▶ [What is being asked]: Could you return every line of the records below that contains the word "Direct"?

=-=-=

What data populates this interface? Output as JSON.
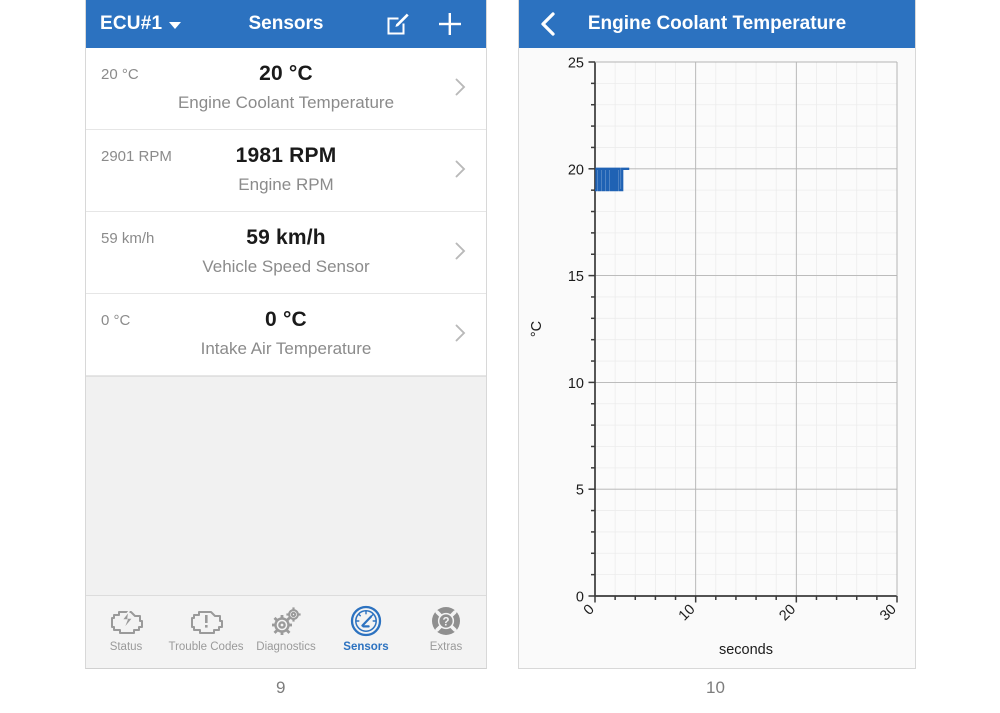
{
  "left_panel": {
    "navbar": {
      "ecu_label": "ECU#1",
      "dropdown_icon": "chevron-down-icon",
      "title": "Sensors",
      "edit_icon": "edit-square-pencil-icon",
      "add_icon": "plus-icon"
    },
    "sensors": [
      {
        "min": "20 °C",
        "value": "20 °C",
        "name": "Engine Coolant Temperature"
      },
      {
        "min": "2901 RPM",
        "value": "1981 RPM",
        "name": "Engine RPM"
      },
      {
        "min": "59 km/h",
        "value": "59 km/h",
        "name": "Vehicle Speed Sensor"
      },
      {
        "min": "0 °C",
        "value": "0 °C",
        "name": "Intake Air Temperature"
      }
    ],
    "tabbar": [
      {
        "label": "Status",
        "icon": "engine-lightning-icon",
        "active": false
      },
      {
        "label": "Trouble Codes",
        "icon": "engine-warning-icon",
        "active": false
      },
      {
        "label": "Diagnostics",
        "icon": "gears-icon",
        "active": false
      },
      {
        "label": "Sensors",
        "icon": "gauge-icon",
        "active": true
      },
      {
        "label": "Extras",
        "icon": "life-ring-question-icon",
        "active": false
      }
    ]
  },
  "right_panel": {
    "navbar": {
      "back_icon": "back-chevron-icon",
      "title": "Engine Coolant Temperature"
    }
  },
  "chart_data": {
    "type": "line",
    "title": "Engine Coolant Temperature",
    "xlabel": "seconds",
    "ylabel": "°C",
    "xlim": [
      0,
      30
    ],
    "ylim": [
      0,
      25
    ],
    "xticks": [
      0,
      10,
      20,
      30
    ],
    "yticks": [
      0,
      5,
      10,
      15,
      20,
      25
    ],
    "xtick_labels": [
      "0",
      "10",
      "20",
      "30"
    ],
    "ytick_labels": [
      "0",
      "5",
      "10",
      "15",
      "20",
      "25"
    ],
    "grid": true,
    "minor_grid": true,
    "legend": "none",
    "line_color": "#1f62b4",
    "series": [
      {
        "name": "Engine Coolant Temperature",
        "x": [
          0.0,
          0.15,
          0.15,
          0.4,
          0.4,
          0.55,
          0.55,
          0.8,
          0.8,
          0.95,
          0.95,
          1.2,
          1.2,
          1.35,
          1.35,
          1.6,
          1.6,
          1.8,
          1.8,
          2.0,
          2.0,
          2.2,
          2.2,
          2.45,
          2.45,
          2.7,
          2.7,
          3.4
        ],
        "y": [
          19.0,
          19.0,
          20.0,
          20.0,
          19.0,
          19.0,
          20.0,
          20.0,
          19.0,
          19.0,
          20.0,
          20.0,
          19.0,
          19.0,
          20.0,
          20.0,
          19.0,
          19.0,
          20.0,
          20.0,
          19.0,
          19.0,
          20.0,
          20.0,
          19.0,
          19.0,
          20.0,
          20.0
        ]
      }
    ]
  },
  "figure": {
    "page_number_left": "9",
    "page_number_right": "10"
  }
}
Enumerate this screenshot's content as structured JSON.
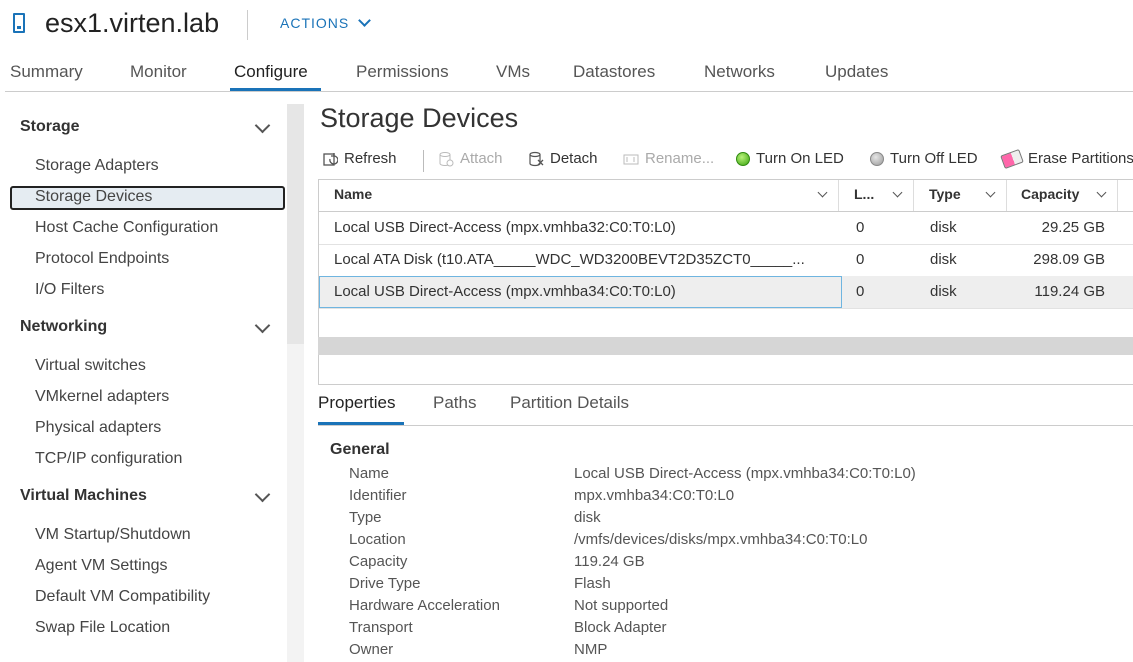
{
  "header": {
    "host": "esx1.virten.lab",
    "actions_label": "ACTIONS"
  },
  "tabs": [
    "Summary",
    "Monitor",
    "Configure",
    "Permissions",
    "VMs",
    "Datastores",
    "Networks",
    "Updates"
  ],
  "sidebar": {
    "sections": [
      {
        "title": "Storage",
        "items": [
          "Storage Adapters",
          "Storage Devices",
          "Host Cache Configuration",
          "Protocol Endpoints",
          "I/O Filters"
        ]
      },
      {
        "title": "Networking",
        "items": [
          "Virtual switches",
          "VMkernel adapters",
          "Physical adapters",
          "TCP/IP configuration"
        ]
      },
      {
        "title": "Virtual Machines",
        "items": [
          "VM Startup/Shutdown",
          "Agent VM Settings",
          "Default VM Compatibility",
          "Swap File Location"
        ]
      }
    ],
    "selected": "Storage Devices"
  },
  "main": {
    "title": "Storage Devices"
  },
  "toolbar": {
    "refresh": "Refresh",
    "attach": "Attach",
    "detach": "Detach",
    "rename": "Rename...",
    "led_on": "Turn On LED",
    "led_off": "Turn Off LED",
    "erase": "Erase Partitions"
  },
  "grid": {
    "columns": [
      "Name",
      "L...",
      "Type",
      "Capacity"
    ],
    "rows": [
      {
        "name": "Local USB Direct-Access (mpx.vmhba32:C0:T0:L0)",
        "lun": "0",
        "type": "disk",
        "capacity": "29.25 GB"
      },
      {
        "name": "Local ATA Disk (t10.ATA_____WDC_WD3200BEVT2D35ZCT0_____...",
        "lun": "0",
        "type": "disk",
        "capacity": "298.09 GB"
      },
      {
        "name": "Local USB Direct-Access (mpx.vmhba34:C0:T0:L0)",
        "lun": "0",
        "type": "disk",
        "capacity": "119.24 GB"
      }
    ]
  },
  "detail_tabs": [
    "Properties",
    "Paths",
    "Partition Details"
  ],
  "properties": {
    "section": "General",
    "rows": [
      {
        "k": "Name",
        "v": "Local USB Direct-Access (mpx.vmhba34:C0:T0:L0)"
      },
      {
        "k": "Identifier",
        "v": "mpx.vmhba34:C0:T0:L0"
      },
      {
        "k": "Type",
        "v": "disk"
      },
      {
        "k": "Location",
        "v": "/vmfs/devices/disks/mpx.vmhba34:C0:T0:L0"
      },
      {
        "k": "Capacity",
        "v": "119.24 GB"
      },
      {
        "k": "Drive Type",
        "v": "Flash"
      },
      {
        "k": "Hardware Acceleration",
        "v": "Not supported"
      },
      {
        "k": "Transport",
        "v": "Block Adapter"
      },
      {
        "k": "Owner",
        "v": "NMP"
      }
    ]
  }
}
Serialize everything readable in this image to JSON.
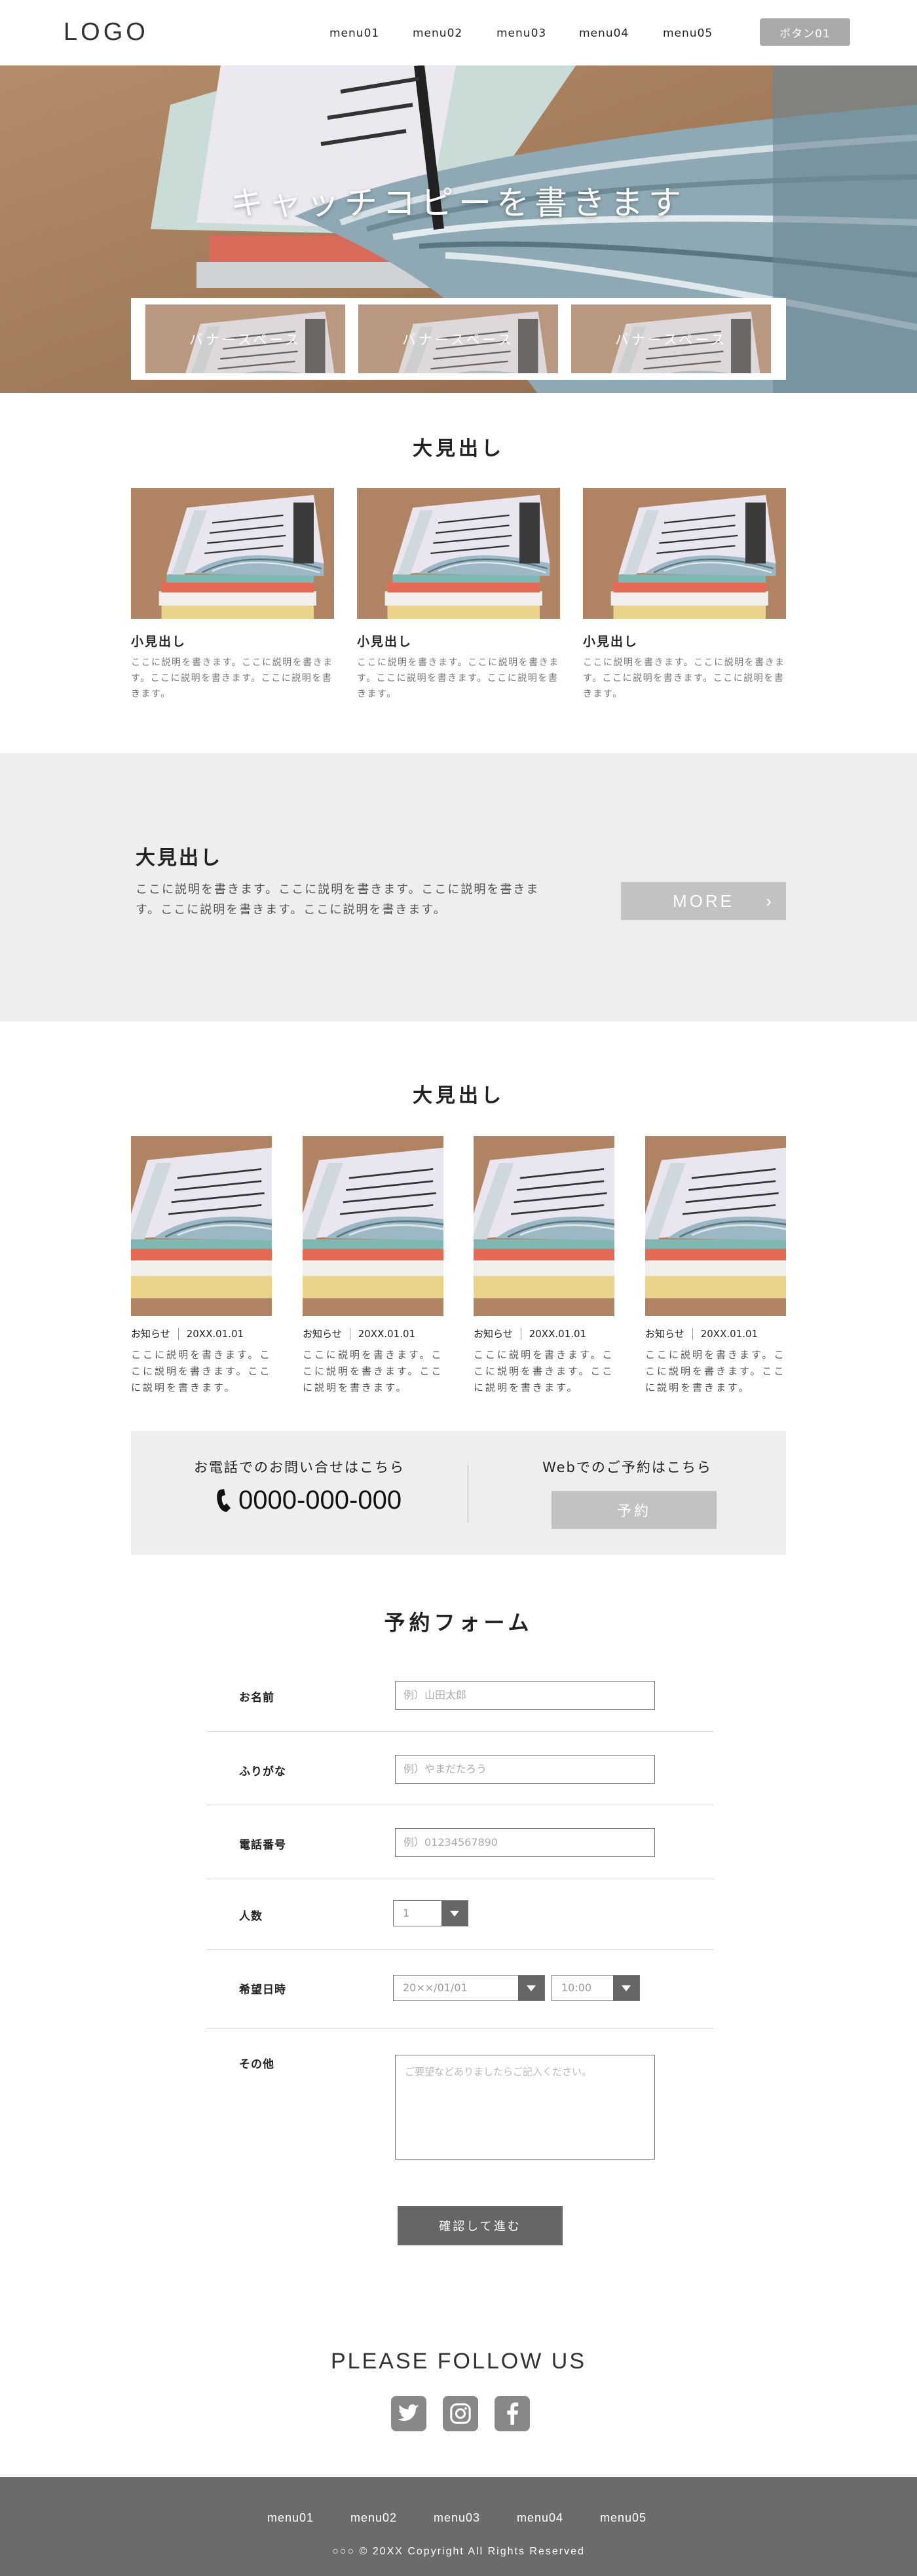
{
  "header": {
    "logo": "LOGO",
    "nav": [
      "menu01",
      "menu02",
      "menu03",
      "menu04",
      "menu05"
    ],
    "button": "ボタン01"
  },
  "hero": {
    "catch_copy": "キャッチコピーを書きます",
    "banners": [
      "バナースペース",
      "バナースペース",
      "バナースペース"
    ]
  },
  "section1": {
    "heading": "大見出し",
    "cards": [
      {
        "title": "小見出し",
        "text": "ここに説明を書きます。ここに説明を書きます。ここに説明を書きます。ここに説明を書きます。"
      },
      {
        "title": "小見出し",
        "text": "ここに説明を書きます。ここに説明を書きます。ここに説明を書きます。ここに説明を書きます。"
      },
      {
        "title": "小見出し",
        "text": "ここに説明を書きます。ここに説明を書きます。ここに説明を書きます。ここに説明を書きます。"
      }
    ]
  },
  "band": {
    "heading": "大見出し",
    "text": "ここに説明を書きます。ここに説明を書きます。ここに説明を書きます。ここに説明を書きます。ここに説明を書きます。",
    "more": "MORE"
  },
  "news": {
    "heading": "大見出し",
    "items": [
      {
        "category": "お知らせ",
        "date": "20XX.01.01",
        "text": "ここに説明を書きます。ここに説明を書きます。ここに説明を書きます。"
      },
      {
        "category": "お知らせ",
        "date": "20XX.01.01",
        "text": "ここに説明を書きます。ここに説明を書きます。ここに説明を書きます。"
      },
      {
        "category": "お知らせ",
        "date": "20XX.01.01",
        "text": "ここに説明を書きます。ここに説明を書きます。ここに説明を書きます。"
      },
      {
        "category": "お知らせ",
        "date": "20XX.01.01",
        "text": "ここに説明を書きます。ここに説明を書きます。ここに説明を書きます。"
      }
    ]
  },
  "contact": {
    "phone_label": "お電話でのお問い合せはこちら",
    "phone_number": "0000-000-000",
    "web_label": "Webでのご予約はこちら",
    "reserve_button": "予約"
  },
  "form": {
    "title": "予約フォーム",
    "name_label": "お名前",
    "name_placeholder": "例）山田太郎",
    "kana_label": "ふりがな",
    "kana_placeholder": "例）やまだたろう",
    "tel_label": "電話番号",
    "tel_placeholder": "例）01234567890",
    "people_label": "人数",
    "people_value": "1",
    "date_label": "希望日時",
    "date_value": "20××/01/01",
    "time_value": "10:00",
    "other_label": "その他",
    "other_placeholder": "ご要望などありましたらご記入ください。",
    "confirm_button": "確認して進む"
  },
  "follow": {
    "title": "PLEASE FOLLOW US",
    "icons": [
      "twitter-icon",
      "instagram-icon",
      "facebook-icon"
    ]
  },
  "footer": {
    "nav": [
      "menu01",
      "menu02",
      "menu03",
      "menu04",
      "menu05"
    ],
    "copyright": "○○○ © 20XX Copyright All Rights Reserved"
  },
  "colors": {
    "button_grey": "#aaaaaa",
    "band_bg": "#eeeeee",
    "dark_button": "#666666",
    "footer_bg": "#6b6b6b"
  }
}
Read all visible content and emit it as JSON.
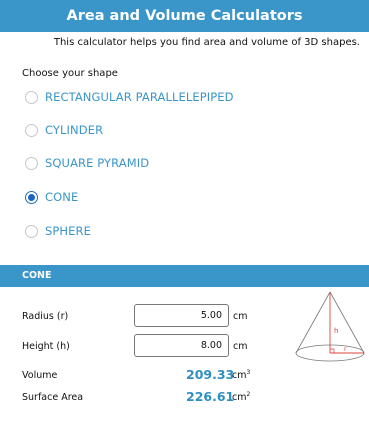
{
  "header": {
    "title": "Area and Volume Calculators",
    "subtitle": "This calculator helps you find area and volume of 3D shapes."
  },
  "shapes": {
    "prompt": "Choose your shape",
    "options": [
      {
        "label": "RECTANGULAR PARALLELEPIPED",
        "checked": false
      },
      {
        "label": "CYLINDER",
        "checked": false
      },
      {
        "label": "SQUARE PYRAMID",
        "checked": false
      },
      {
        "label": "CONE",
        "checked": true
      },
      {
        "label": "SPHERE",
        "checked": false
      }
    ]
  },
  "calculator": {
    "section_title": "CONE",
    "radius": {
      "label": "Radius (r)",
      "value": "5.00",
      "unit": "cm"
    },
    "height": {
      "label": "Height (h)",
      "value": "8.00",
      "unit": "cm"
    },
    "volume": {
      "label": "Volume",
      "value": "209.33",
      "unit": "cm",
      "unit_power": "3"
    },
    "surface_area": {
      "label": "Surface Area",
      "value": "226.61",
      "unit": "cm",
      "unit_power": "2"
    },
    "diagram": {
      "height_label": "h",
      "radius_label": "r"
    }
  },
  "colors": {
    "accent": "#3a96c8",
    "radio_selected": "#1a64c2",
    "diagram_highlight": "#d9443f"
  }
}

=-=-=

▶ [Final answer]:
        "name": "Local USB Direct-Access (mpx.vmhba32:C0:T0:L0)",
        "name": "Local USB Direct-Access (mpx.vmhba34:C0:T0:L0)",
        "v": "Local USB Direct-Access (mpx.vmhba34:C0:T0:L0)"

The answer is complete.